*** Opening PROVIDED DATA ***
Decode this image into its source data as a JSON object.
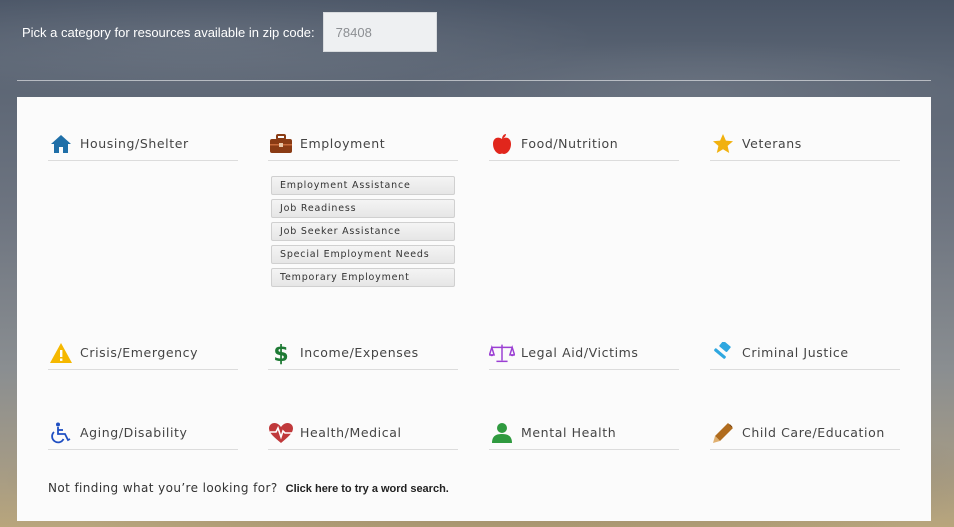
{
  "zip": {
    "label": "Pick a category for resources available in zip code:",
    "value": "78408"
  },
  "categories": [
    {
      "label": "Housing/Shelter",
      "icon": "home-icon",
      "color": "#1f6fa8"
    },
    {
      "label": "Employment",
      "icon": "briefcase-icon",
      "color": "#8a3b14"
    },
    {
      "label": "Food/Nutrition",
      "icon": "apple-icon",
      "color": "#e1261c"
    },
    {
      "label": "Veterans",
      "icon": "star-icon",
      "color": "#f1b10e"
    },
    {
      "label": "Crisis/Emergency",
      "icon": "warning-icon",
      "color": "#f5b800"
    },
    {
      "label": "Income/Expenses",
      "icon": "dollar-icon",
      "color": "#1e7a34"
    },
    {
      "label": "Legal Aid/Victims",
      "icon": "scales-icon",
      "color": "#9b3fd3"
    },
    {
      "label": "Criminal Justice",
      "icon": "gavel-icon",
      "color": "#2ea7e0"
    },
    {
      "label": "Aging/Disability",
      "icon": "wheelchair-icon",
      "color": "#1f4fc2"
    },
    {
      "label": "Health/Medical",
      "icon": "heartbeat-icon",
      "color": "#c0393b"
    },
    {
      "label": "Mental Health",
      "icon": "user-icon",
      "color": "#2f9a3f"
    },
    {
      "label": "Child Care/Education",
      "icon": "pencil-icon",
      "color": "#b06c1e"
    }
  ],
  "employment_subcategories": [
    "Employment Assistance",
    "Job Readiness",
    "Job Seeker Assistance",
    "Special Employment Needs",
    "Temporary Employment"
  ],
  "footer": {
    "question": "Not finding what you’re looking for?",
    "link": "Click here to try a word search."
  }
}
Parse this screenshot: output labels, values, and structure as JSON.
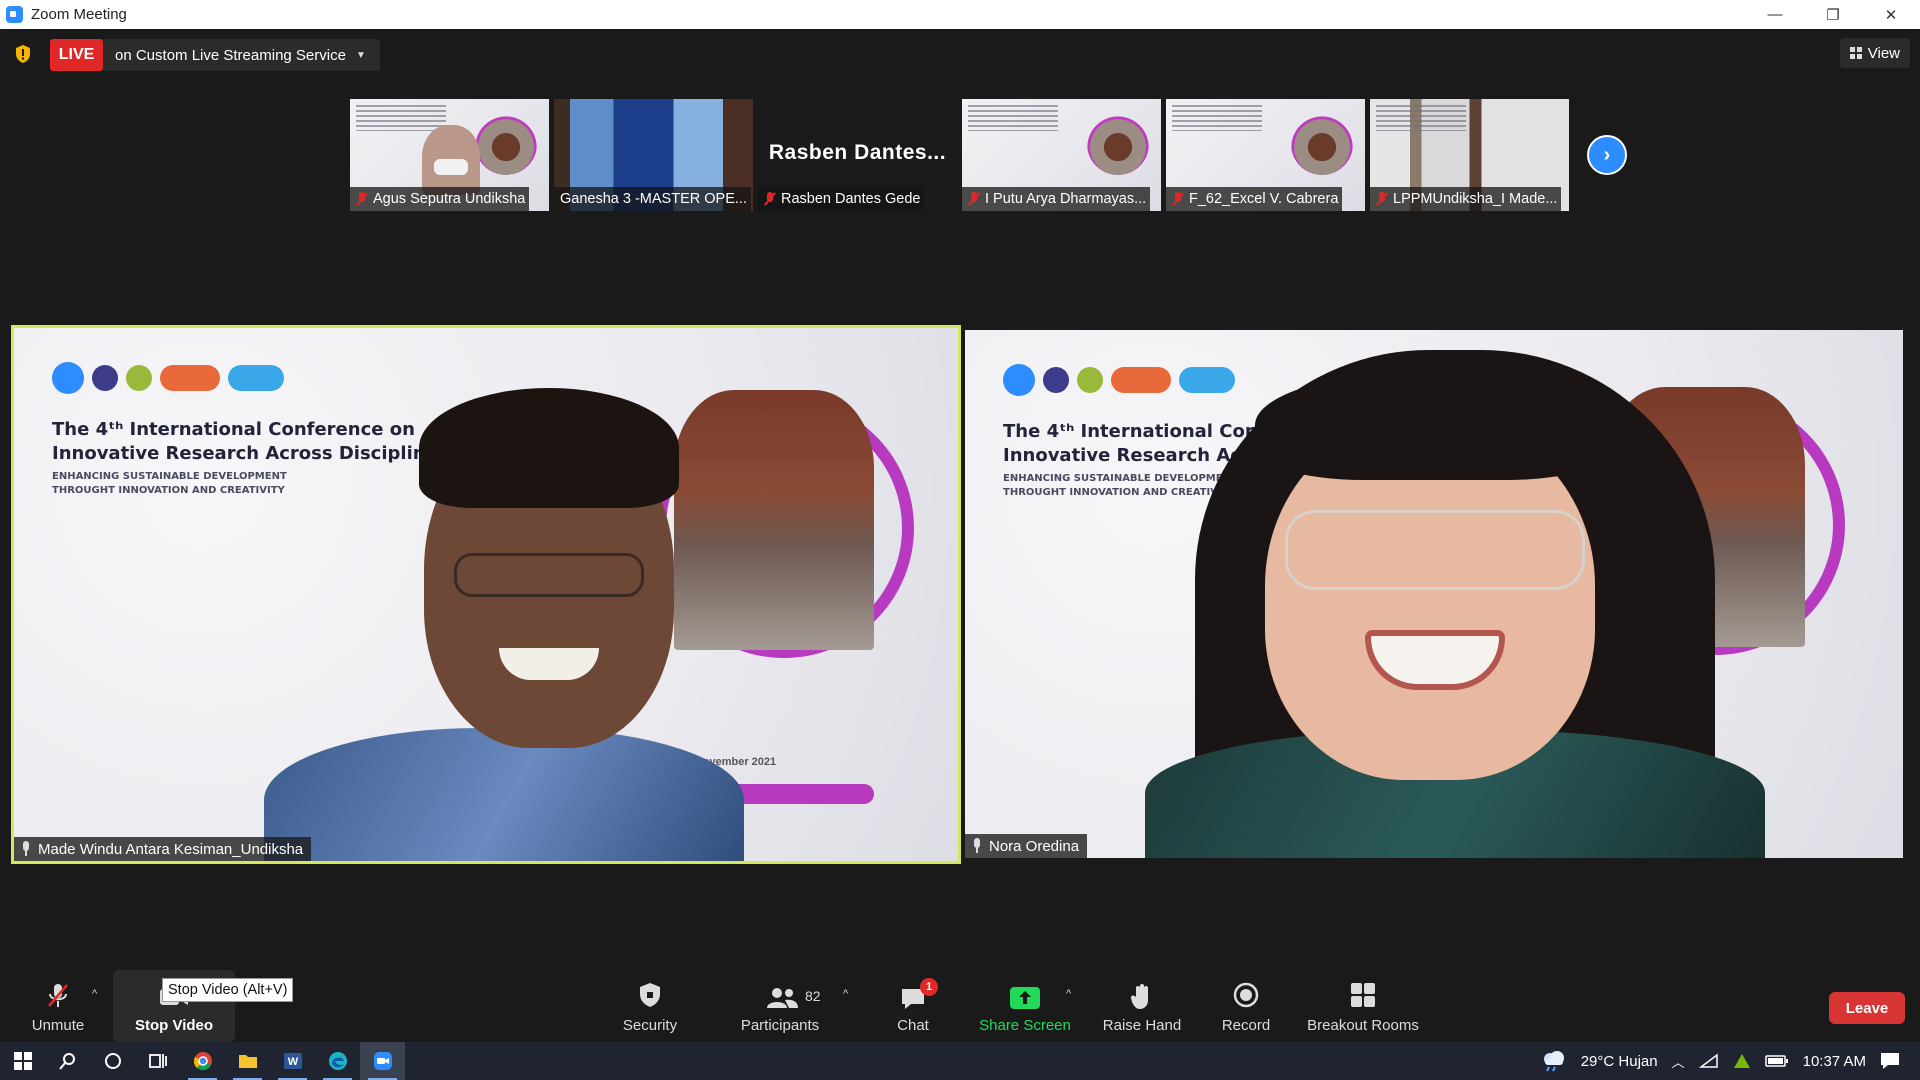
{
  "window": {
    "title": "Zoom Meeting",
    "controls": [
      "—",
      "❐",
      "✕"
    ]
  },
  "topbar": {
    "live_label": "LIVE",
    "live_service": "on Custom Live Streaming Service",
    "view_label": "View"
  },
  "thumbnails": [
    {
      "name": "Agus Seputra Undiksha",
      "muted": true
    },
    {
      "name": "Ganesha 3 -MASTER OPE...",
      "muted": false
    },
    {
      "name": "Rasben Dantes Gede",
      "display_name": "Rasben  Dantes...",
      "muted": true
    },
    {
      "name": "I Putu Arya Dharmayas...",
      "muted": true
    },
    {
      "name": "F_62_Excel V. Cabrera",
      "muted": true
    },
    {
      "name": "LPPMUndiksha_I Made...",
      "muted": true
    }
  ],
  "main_videos": [
    {
      "name": "Made Windu Antara Kesiman_Undiksha",
      "active_speaker": true
    },
    {
      "name": "Nora Oredina",
      "active_speaker": false
    }
  ],
  "slide": {
    "title_line1": "The 4ᵗʰ International Conference on",
    "title_line2": "Innovative Research Across Disciplines",
    "sub_line1": "ENHANCING SUSTAINABLE DEVELOPMENT",
    "sub_line2": "THROUGHT INNOVATION AND CREATIVITY",
    "date": "2ⁿᵈ - 3ʳᵈ November 2021"
  },
  "toolbar": {
    "unmute": "Unmute",
    "stop_video": "Stop Video",
    "tooltip": "Stop Video (Alt+V)",
    "security": "Security",
    "participants": "Participants",
    "participants_count": "82",
    "chat": "Chat",
    "chat_badge": "1",
    "share_screen": "Share Screen",
    "raise_hand": "Raise Hand",
    "record": "Record",
    "breakout_rooms": "Breakout Rooms",
    "leave": "Leave"
  },
  "taskbar": {
    "weather": "29°C  Hujan",
    "time": "10:37 AM"
  },
  "colors": {
    "live_red": "#e02828",
    "active_speaker_border": "#d4e85a",
    "share_green": "#23d959",
    "leave_red": "#d93434",
    "zoom_blue": "#2d8cff"
  }
}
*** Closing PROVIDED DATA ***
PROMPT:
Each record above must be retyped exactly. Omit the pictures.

COMPLETED EXERCISE:
Decode this image into its source data as a JSON object.
{
  "zip": {
    "label": "Pick a category for resources available in zip code:",
    "value": "78408"
  },
  "categories": [
    {
      "label": "Housing/Shelter",
      "icon": "home-icon",
      "color": "#1f6fa8"
    },
    {
      "label": "Employment",
      "icon": "briefcase-icon",
      "color": "#8a3b14"
    },
    {
      "label": "Food/Nutrition",
      "icon": "apple-icon",
      "color": "#e1261c"
    },
    {
      "label": "Veterans",
      "icon": "star-icon",
      "color": "#f1b10e"
    },
    {
      "label": "Crisis/Emergency",
      "icon": "warning-icon",
      "color": "#f5b800"
    },
    {
      "label": "Income/Expenses",
      "icon": "dollar-icon",
      "color": "#1e7a34"
    },
    {
      "label": "Legal Aid/Victims",
      "icon": "scales-icon",
      "color": "#9b3fd3"
    },
    {
      "label": "Criminal Justice",
      "icon": "gavel-icon",
      "color": "#2ea7e0"
    },
    {
      "label": "Aging/Disability",
      "icon": "wheelchair-icon",
      "color": "#1f4fc2"
    },
    {
      "label": "Health/Medical",
      "icon": "heartbeat-icon",
      "color": "#c0393b"
    },
    {
      "label": "Mental Health",
      "icon": "user-icon",
      "color": "#2f9a3f"
    },
    {
      "label": "Child Care/Education",
      "icon": "pencil-icon",
      "color": "#b06c1e"
    }
  ],
  "employment_subcategories": [
    "Employment Assistance",
    "Job Readiness",
    "Job Seeker Assistance",
    "Special Employment Needs",
    "Temporary Employment"
  ],
  "footer": {
    "question": "Not finding what you’re looking for?",
    "link": "Click here to try a word search."
  }
}
Parse this screenshot: output labels, values, and structure as JSON.
{
  "window": {
    "title": "Zoom Meeting",
    "controls": [
      "—",
      "❐",
      "✕"
    ]
  },
  "topbar": {
    "live_label": "LIVE",
    "live_service": "on Custom Live Streaming Service",
    "view_label": "View"
  },
  "thumbnails": [
    {
      "name": "Agus Seputra Undiksha",
      "muted": true
    },
    {
      "name": "Ganesha 3 -MASTER OPE...",
      "muted": false
    },
    {
      "name": "Rasben Dantes Gede",
      "display_name": "Rasben  Dantes...",
      "muted": true
    },
    {
      "name": "I Putu Arya Dharmayas...",
      "muted": true
    },
    {
      "name": "F_62_Excel V. Cabrera",
      "muted": true
    },
    {
      "name": "LPPMUndiksha_I Made...",
      "muted": true
    }
  ],
  "main_videos": [
    {
      "name": "Made Windu Antara Kesiman_Undiksha",
      "active_speaker": true
    },
    {
      "name": "Nora Oredina",
      "active_speaker": false
    }
  ],
  "slide": {
    "title_line1": "The 4ᵗʰ International Conference on",
    "title_line2": "Innovative Research Across Disciplines",
    "sub_line1": "ENHANCING SUSTAINABLE DEVELOPMENT",
    "sub_line2": "THROUGHT INNOVATION AND CREATIVITY",
    "date": "2ⁿᵈ - 3ʳᵈ November 2021"
  },
  "toolbar": {
    "unmute": "Unmute",
    "stop_video": "Stop Video",
    "tooltip": "Stop Video (Alt+V)",
    "security": "Security",
    "participants": "Participants",
    "participants_count": "82",
    "chat": "Chat",
    "chat_badge": "1",
    "share_screen": "Share Screen",
    "raise_hand": "Raise Hand",
    "record": "Record",
    "breakout_rooms": "Breakout Rooms",
    "leave": "Leave"
  },
  "taskbar": {
    "weather": "29°C  Hujan",
    "time": "10:37 AM"
  },
  "colors": {
    "live_red": "#e02828",
    "active_speaker_border": "#d4e85a",
    "share_green": "#23d959",
    "leave_red": "#d93434",
    "zoom_blue": "#2d8cff"
  }
}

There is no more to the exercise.